# When is $(p_1 \rightarrow (p_3 \rightarrow (\lnot p_4 \rightarrow p_2)))$ false? [closed]

I found that the statement:

$$(p_1 \rightarrow (p_3 \rightarrow (\lnot p_4 \rightarrow p_2)))$$

can only be false when $p_1 = T = p_3$ and $p_2 = F = p_4$. Is this right? Sorry but I can't just draw the truth table which consists of $16$ rows to show my work

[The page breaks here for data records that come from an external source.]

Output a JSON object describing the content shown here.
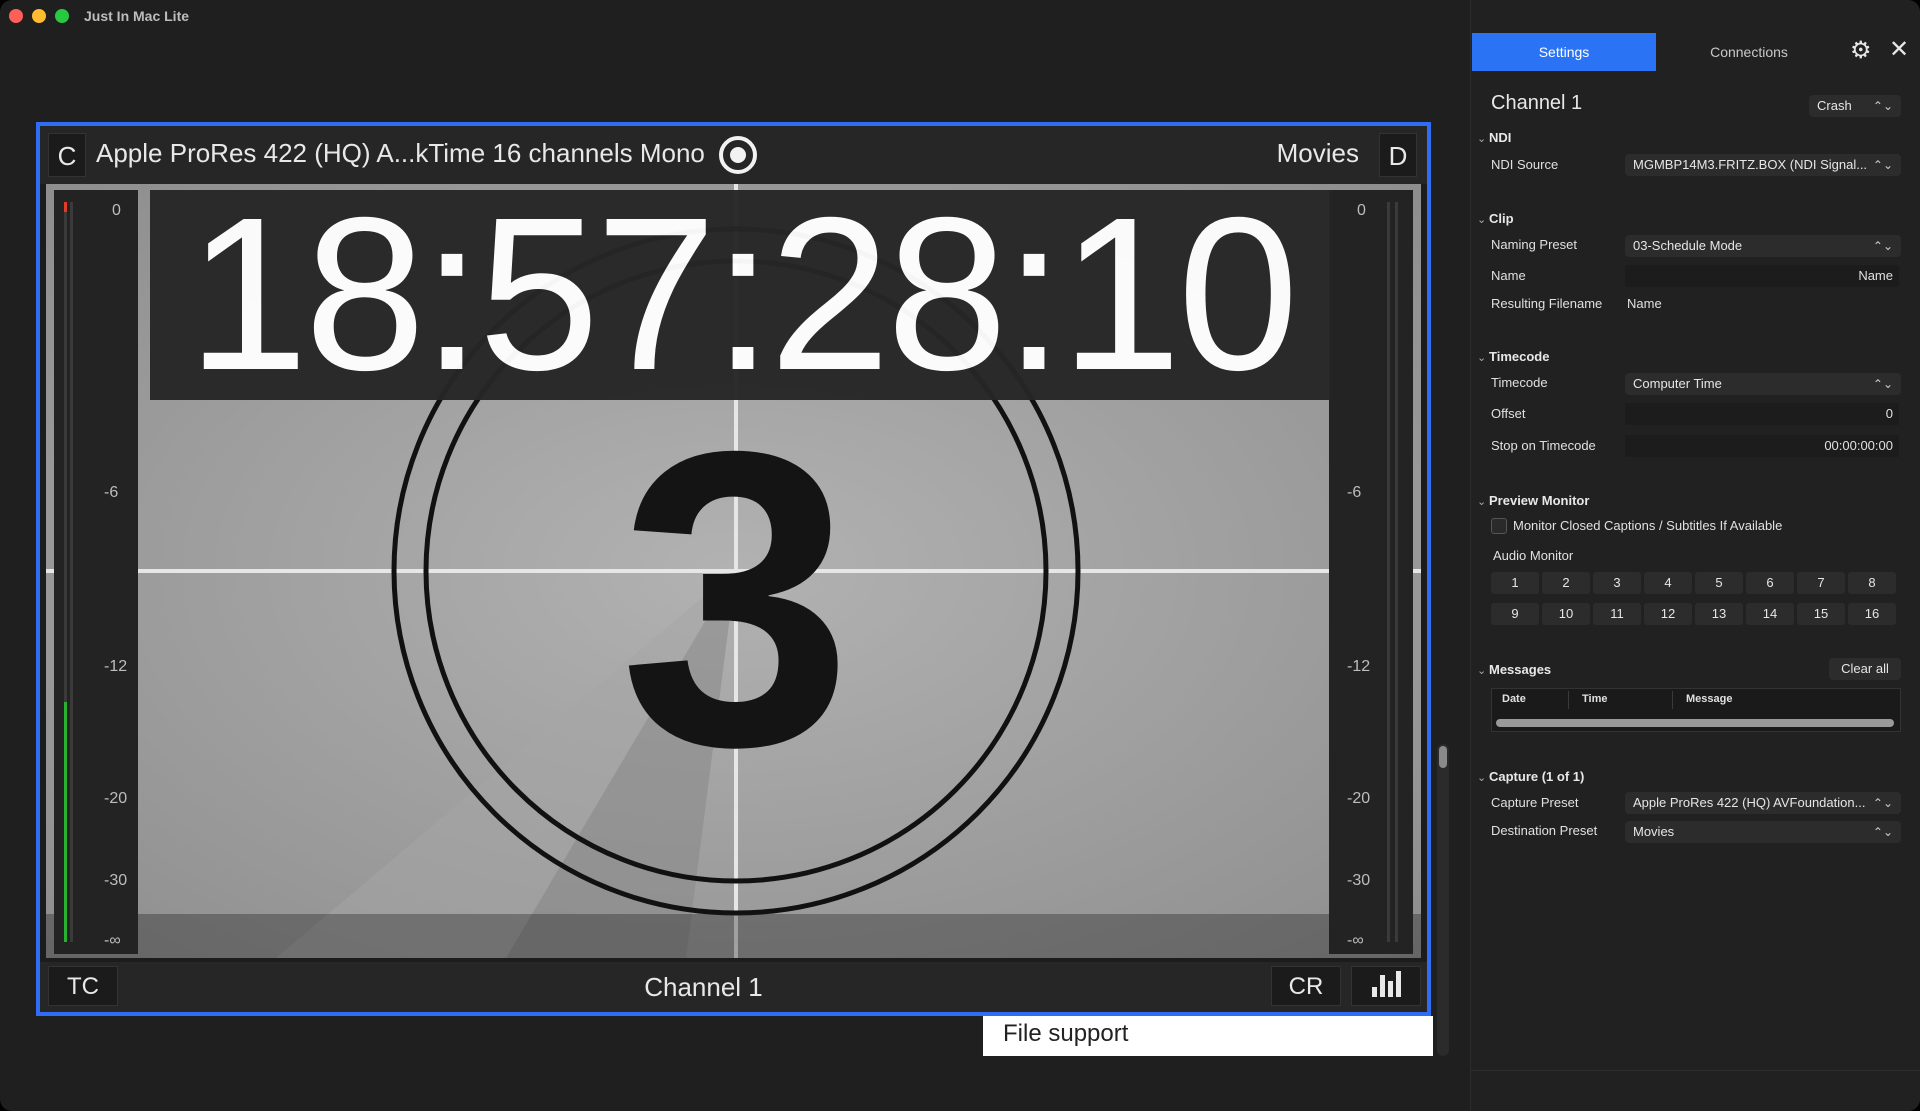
{
  "window": {
    "title": "Just In Mac Lite"
  },
  "channel_view": {
    "top_left_label": "C",
    "capture_preset_text": "Apple ProRes 422 (HQ) A...kTime 16 channels Mono",
    "destination_text": "Movies",
    "top_right_label": "D",
    "timecode": "18:57:28:10",
    "countdown_number": "3",
    "meter_ticks": [
      "0",
      "-6",
      "-12",
      "-20",
      "-30",
      "-∞"
    ],
    "bottom_left_label": "TC",
    "channel_name": "Channel 1",
    "bottom_right_label": "CR"
  },
  "file_support": "File support",
  "settings_panel": {
    "tabs": {
      "settings": "Settings",
      "connections": "Connections"
    },
    "channel_title": "Channel 1",
    "channel_mode": "Crash",
    "ndi": {
      "section": "NDI",
      "source_label": "NDI Source",
      "source_value": "MGMBP14M3.FRITZ.BOX (NDI Signal..."
    },
    "clip": {
      "section": "Clip",
      "naming_preset_label": "Naming Preset",
      "naming_preset_value": "03-Schedule Mode",
      "name_label": "Name",
      "name_value": "Name",
      "resulting_label": "Resulting Filename",
      "resulting_value": "Name"
    },
    "timecode": {
      "section": "Timecode",
      "timecode_label": "Timecode",
      "timecode_value": "Computer Time",
      "offset_label": "Offset",
      "offset_value": "0",
      "stop_label": "Stop on Timecode",
      "stop_value": "00:00:00:00"
    },
    "preview_monitor": {
      "section": "Preview Monitor",
      "checkbox_label": "Monitor Closed Captions / Subtitles If Available",
      "audio_monitor_label": "Audio Monitor",
      "channels": [
        "1",
        "2",
        "3",
        "4",
        "5",
        "6",
        "7",
        "8",
        "9",
        "10",
        "11",
        "12",
        "13",
        "14",
        "15",
        "16"
      ]
    },
    "messages": {
      "section": "Messages",
      "clear_label": "Clear all",
      "columns": [
        "Date",
        "Time",
        "Message"
      ]
    },
    "capture": {
      "section": "Capture (1 of 1)",
      "capture_preset_label": "Capture Preset",
      "capture_preset_value": "Apple ProRes 422 (HQ) AVFoundation...",
      "destination_label": "Destination Preset",
      "destination_value": "Movies"
    }
  },
  "colors": {
    "accent": "#2f6df6",
    "tab_active": "#2a73f5",
    "meter_level": "#28b030",
    "meter_peak": "#e03b2b"
  }
}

Let's cover $(p1 \rightarrow (p3 \rightarrow (\lnot p4 \rightarrow p2)))$ one element at a time
$p1 \rightarrow(p3 \rightarrow(\lnot p4 \rightarrow p2))$ can only be false if p1 is true and $p3 \rightarrow(\lnot p4 \rightarrow p2)$ is false
So $p1$ is true, onwards $p3 \rightarrow(\lnot p4 \rightarrow p2)$
$p3$ is true and $\lnot p4 \rightarrow p2$ is false
$\lnot p4 \rightarrow p2$
So $\lnot p4$ is true and \rightarrow p2$$is false So p4 is false p1 = p3 = true p2 = p4 = false Yes you're right • Very simple! Maybe this would have occurred to me had I not been practicing truth tables (I'll accept the answer as soon as I can) – user290300 Commented Aug 18, 2016 at 13:57 It might help you to better understand "why" the required truth-values must be assigned in order to make the statement true (and hence its negation false). Perhaps you've encountered the logical equivalence that follows:$$p\rightarrow (q\rightarrow r) \equiv (p\land q) \rightarrow r$$(If you haven't encountered it yet, prove it using a truth-table to confirm.) Now, given$$\begin{align}(p_1 \rightarrow (p_3 \rightarrow (\lnot p_4 \rightarrow p_2))) \\\\ &\equiv p_1 \rightarrow ((p_3 \land \lnot p_4) \rightarrow p_2)\\\\ &\equiv (p_1 \land p_3 \land \lnot p_4) \rightarrow p_2\\\\ &\equiv \lnot[p_1\land p_3 \land \lnot p_4] \lor p_2\\\\ &\equiv \lnot [p_1 \land p_3 \land \lnot p_4 \land \lnot p_2] \end{align}$$I twice used the equivalence I referred to above, then I used the equivalence (a\rightarrow b) \equiv ((\lnot a) \lor b). Finally, I use one of DeMorgan's rules. (Also used implicitly is the fact that conjunction is associative.) The truth of the original statement is equivalent to the final equivalent expression. To make each statement false, we simply negate it, leaving$$\lnot\{\lnot [p_1 \land p_3 \land \lnot p_4 \land \lnot p_2]\}\equiv [p_1 \land p_3 \land \lnot p_4 \land \lnot p_2]$$Falsehood here requires p_1 is true, AND p_3 is true, AND (\lnot p_4) is true (hence p_4 is false), AND \lnot p_2 is true (hence p_2 is false.) It is true.. In order for implication, say A \rightarrow B, to be false, A needs to be true and B false. That means that p_1 needs to be true, and the rest of the statement false. Similar reasoning says p_3 needs to be true and the rest of the statement false. Again, p_4 is false cause \lnot p_4 must be true and p_2 is false..$$\begin{array}{rl} p_1 \to (p_3 \to (\neg p_4 \to p_2)) &\equiv p_1 \to (p_3 \to (\neg \neg p_4 \lor p_2))\\ &\equiv p_1 \to (p_3 \to (p_4 \lor p_2))\\ &\equiv p_1 \to (\neg p_3 \lor (p_4 \lor p_2))\\ &\equiv \neg p_1 \lor (\neg p_3 \lor (p_4 \lor p_2))\\ &\equiv \neg p_1 \lor p_2 \lor \neg p_3 \lor p_4\end{array}$which is false only when$p_1 = p_3 = \text{True}$and$p_2 = p_4 = \text{False}\$.